**Required work**
Search string "subtitle": state how many lines in the material below contain it, and nothing else.
....
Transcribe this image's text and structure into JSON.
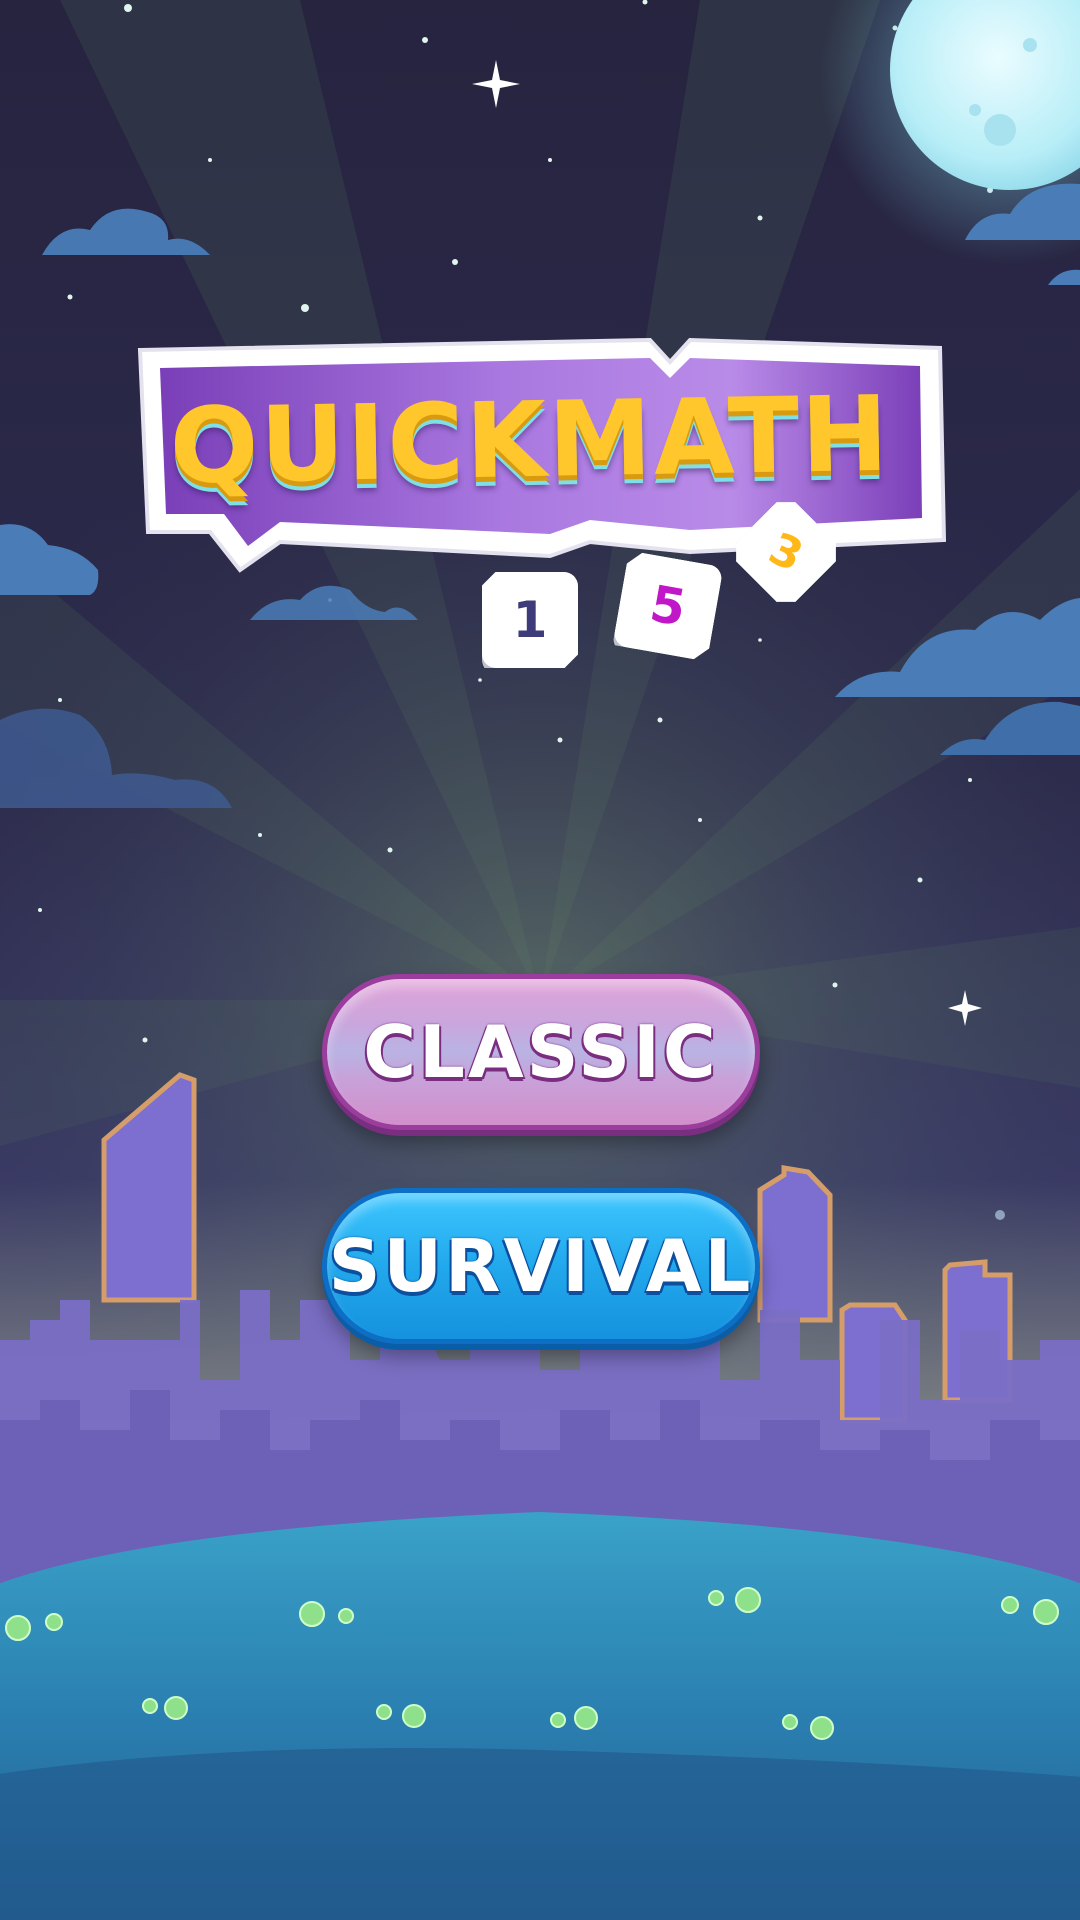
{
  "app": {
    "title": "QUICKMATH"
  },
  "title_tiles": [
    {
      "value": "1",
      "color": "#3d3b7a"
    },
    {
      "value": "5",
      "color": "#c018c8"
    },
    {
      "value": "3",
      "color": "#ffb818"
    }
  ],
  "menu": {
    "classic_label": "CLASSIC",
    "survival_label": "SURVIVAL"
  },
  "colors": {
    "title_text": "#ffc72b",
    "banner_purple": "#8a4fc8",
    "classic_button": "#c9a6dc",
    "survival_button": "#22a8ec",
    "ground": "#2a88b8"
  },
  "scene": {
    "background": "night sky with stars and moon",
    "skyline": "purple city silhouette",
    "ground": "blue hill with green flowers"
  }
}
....
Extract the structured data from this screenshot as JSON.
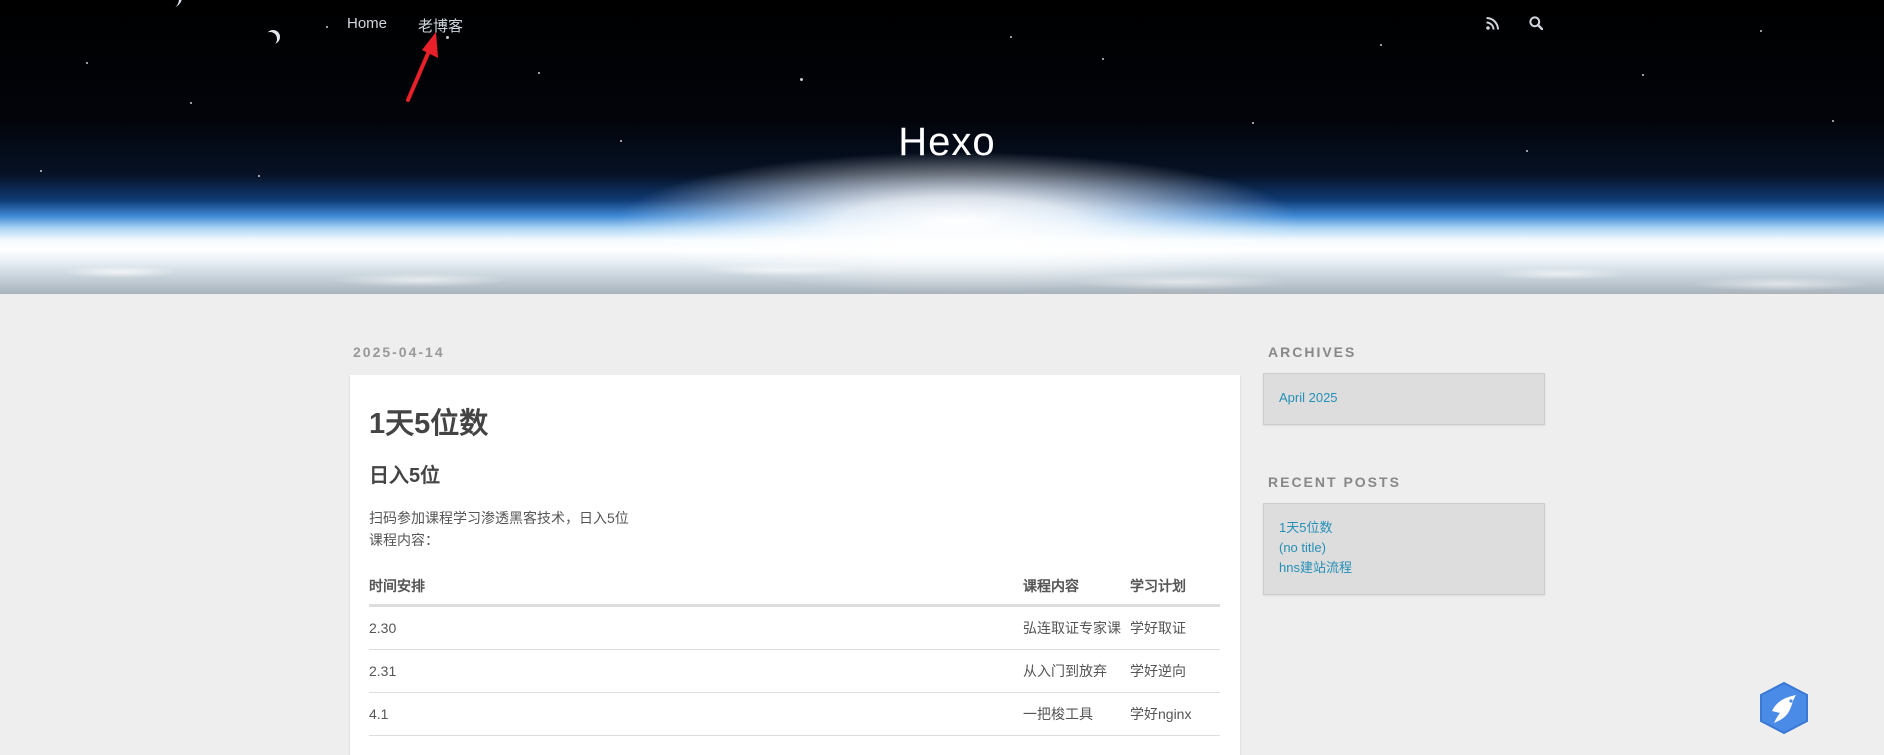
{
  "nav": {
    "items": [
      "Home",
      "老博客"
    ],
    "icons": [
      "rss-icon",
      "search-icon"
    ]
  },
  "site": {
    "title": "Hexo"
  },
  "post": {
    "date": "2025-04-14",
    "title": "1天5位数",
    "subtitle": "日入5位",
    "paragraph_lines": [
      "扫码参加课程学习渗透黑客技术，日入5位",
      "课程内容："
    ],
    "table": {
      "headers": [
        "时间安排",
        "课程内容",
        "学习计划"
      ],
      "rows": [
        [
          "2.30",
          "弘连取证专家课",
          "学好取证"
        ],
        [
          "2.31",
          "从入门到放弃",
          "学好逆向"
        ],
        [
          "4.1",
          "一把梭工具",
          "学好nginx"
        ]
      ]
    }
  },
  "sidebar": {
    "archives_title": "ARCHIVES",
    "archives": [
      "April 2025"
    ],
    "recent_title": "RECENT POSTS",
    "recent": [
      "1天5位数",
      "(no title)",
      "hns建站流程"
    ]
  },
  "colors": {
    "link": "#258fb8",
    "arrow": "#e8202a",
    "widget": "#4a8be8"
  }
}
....
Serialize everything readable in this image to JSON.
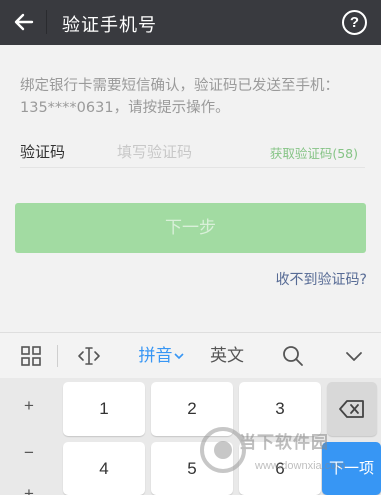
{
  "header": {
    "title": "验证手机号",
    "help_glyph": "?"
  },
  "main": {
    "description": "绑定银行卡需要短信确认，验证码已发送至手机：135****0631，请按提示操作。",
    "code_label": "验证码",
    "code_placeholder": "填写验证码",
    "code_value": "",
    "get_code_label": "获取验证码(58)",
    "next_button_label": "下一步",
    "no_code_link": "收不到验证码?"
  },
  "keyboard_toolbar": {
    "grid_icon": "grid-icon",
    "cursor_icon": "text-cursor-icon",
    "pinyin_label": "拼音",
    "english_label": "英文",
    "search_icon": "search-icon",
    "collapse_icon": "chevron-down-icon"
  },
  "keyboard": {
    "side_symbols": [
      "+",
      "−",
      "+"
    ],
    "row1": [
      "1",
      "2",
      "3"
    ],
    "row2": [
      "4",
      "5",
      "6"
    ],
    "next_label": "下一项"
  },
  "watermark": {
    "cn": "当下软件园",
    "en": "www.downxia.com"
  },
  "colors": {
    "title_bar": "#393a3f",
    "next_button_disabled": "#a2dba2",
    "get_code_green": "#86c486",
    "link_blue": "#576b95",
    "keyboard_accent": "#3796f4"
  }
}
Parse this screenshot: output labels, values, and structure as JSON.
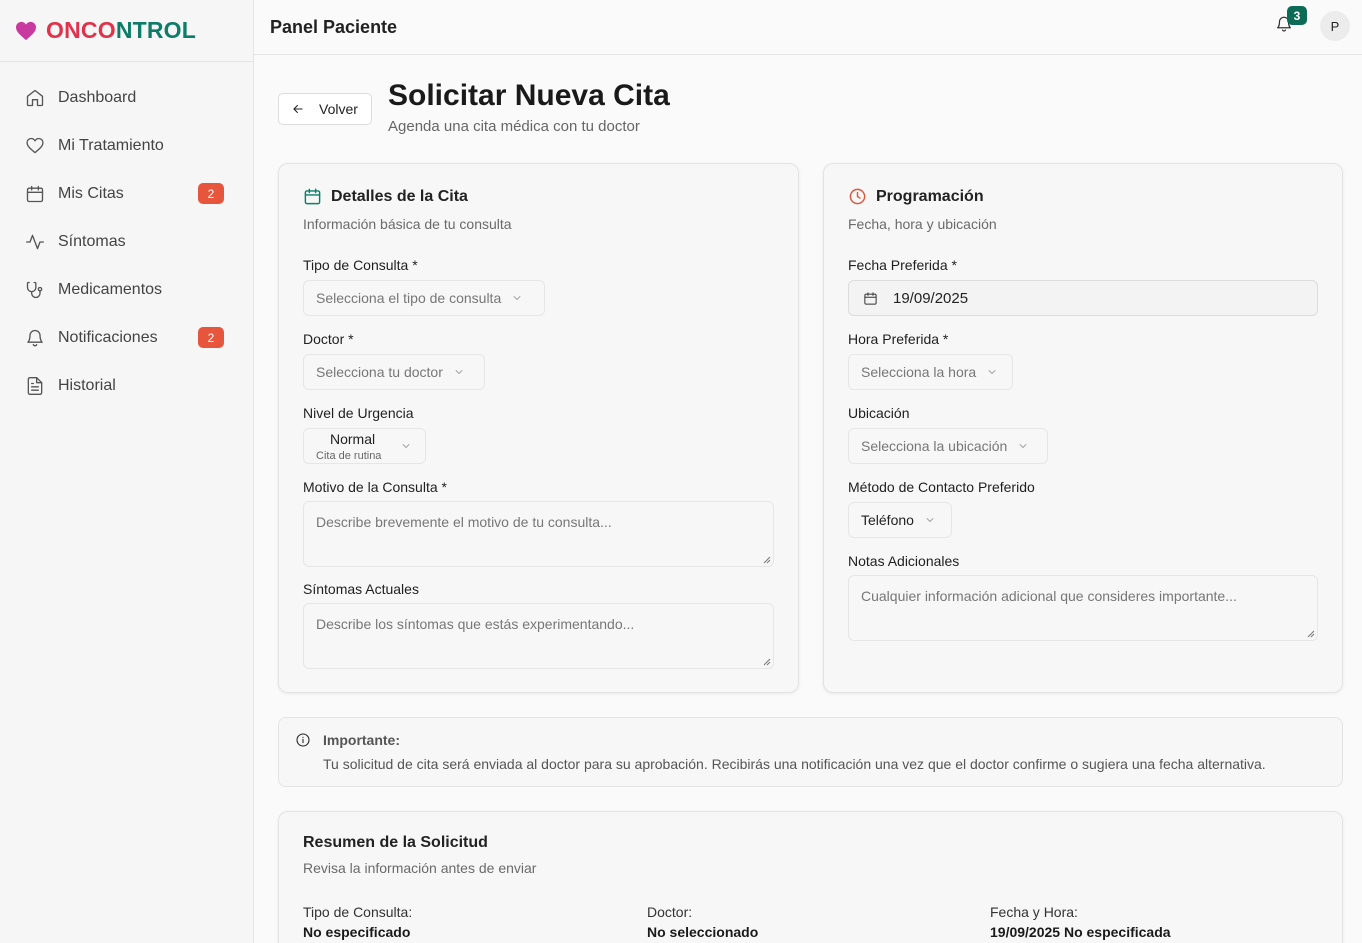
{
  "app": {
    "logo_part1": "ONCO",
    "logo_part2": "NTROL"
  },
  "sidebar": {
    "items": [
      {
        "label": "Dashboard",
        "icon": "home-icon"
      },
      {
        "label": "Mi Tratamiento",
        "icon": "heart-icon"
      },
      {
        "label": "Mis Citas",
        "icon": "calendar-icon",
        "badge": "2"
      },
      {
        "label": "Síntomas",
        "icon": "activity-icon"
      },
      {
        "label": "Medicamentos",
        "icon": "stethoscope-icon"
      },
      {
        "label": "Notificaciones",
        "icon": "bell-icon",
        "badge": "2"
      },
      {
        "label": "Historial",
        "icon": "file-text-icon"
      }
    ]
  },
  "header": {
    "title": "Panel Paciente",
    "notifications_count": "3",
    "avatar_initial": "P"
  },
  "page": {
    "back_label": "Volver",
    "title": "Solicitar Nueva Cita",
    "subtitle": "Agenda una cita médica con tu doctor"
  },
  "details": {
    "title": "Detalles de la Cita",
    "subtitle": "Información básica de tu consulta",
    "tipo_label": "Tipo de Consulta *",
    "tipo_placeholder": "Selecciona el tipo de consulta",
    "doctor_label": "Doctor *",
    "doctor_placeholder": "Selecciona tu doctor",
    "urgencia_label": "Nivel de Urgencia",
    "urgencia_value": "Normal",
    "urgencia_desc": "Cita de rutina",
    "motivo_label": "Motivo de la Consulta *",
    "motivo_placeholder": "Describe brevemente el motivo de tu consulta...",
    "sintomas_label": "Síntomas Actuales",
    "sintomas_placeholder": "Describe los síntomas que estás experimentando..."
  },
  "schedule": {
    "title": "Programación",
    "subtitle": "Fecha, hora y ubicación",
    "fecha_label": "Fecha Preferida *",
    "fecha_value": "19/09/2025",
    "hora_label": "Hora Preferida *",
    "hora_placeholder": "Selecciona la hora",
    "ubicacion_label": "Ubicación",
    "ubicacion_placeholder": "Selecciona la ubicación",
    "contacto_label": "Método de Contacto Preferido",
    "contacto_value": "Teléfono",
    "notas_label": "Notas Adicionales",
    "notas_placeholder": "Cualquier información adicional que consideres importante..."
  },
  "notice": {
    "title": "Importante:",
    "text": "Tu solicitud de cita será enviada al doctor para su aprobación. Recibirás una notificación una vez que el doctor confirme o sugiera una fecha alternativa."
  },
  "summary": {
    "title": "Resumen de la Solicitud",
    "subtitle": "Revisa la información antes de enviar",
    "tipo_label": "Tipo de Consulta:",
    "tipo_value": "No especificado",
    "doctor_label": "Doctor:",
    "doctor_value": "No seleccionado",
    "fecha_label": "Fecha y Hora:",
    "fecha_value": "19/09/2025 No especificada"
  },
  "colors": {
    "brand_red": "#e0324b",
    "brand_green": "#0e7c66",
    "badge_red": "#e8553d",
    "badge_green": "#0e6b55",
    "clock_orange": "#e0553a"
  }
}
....
**Exercise solution**
5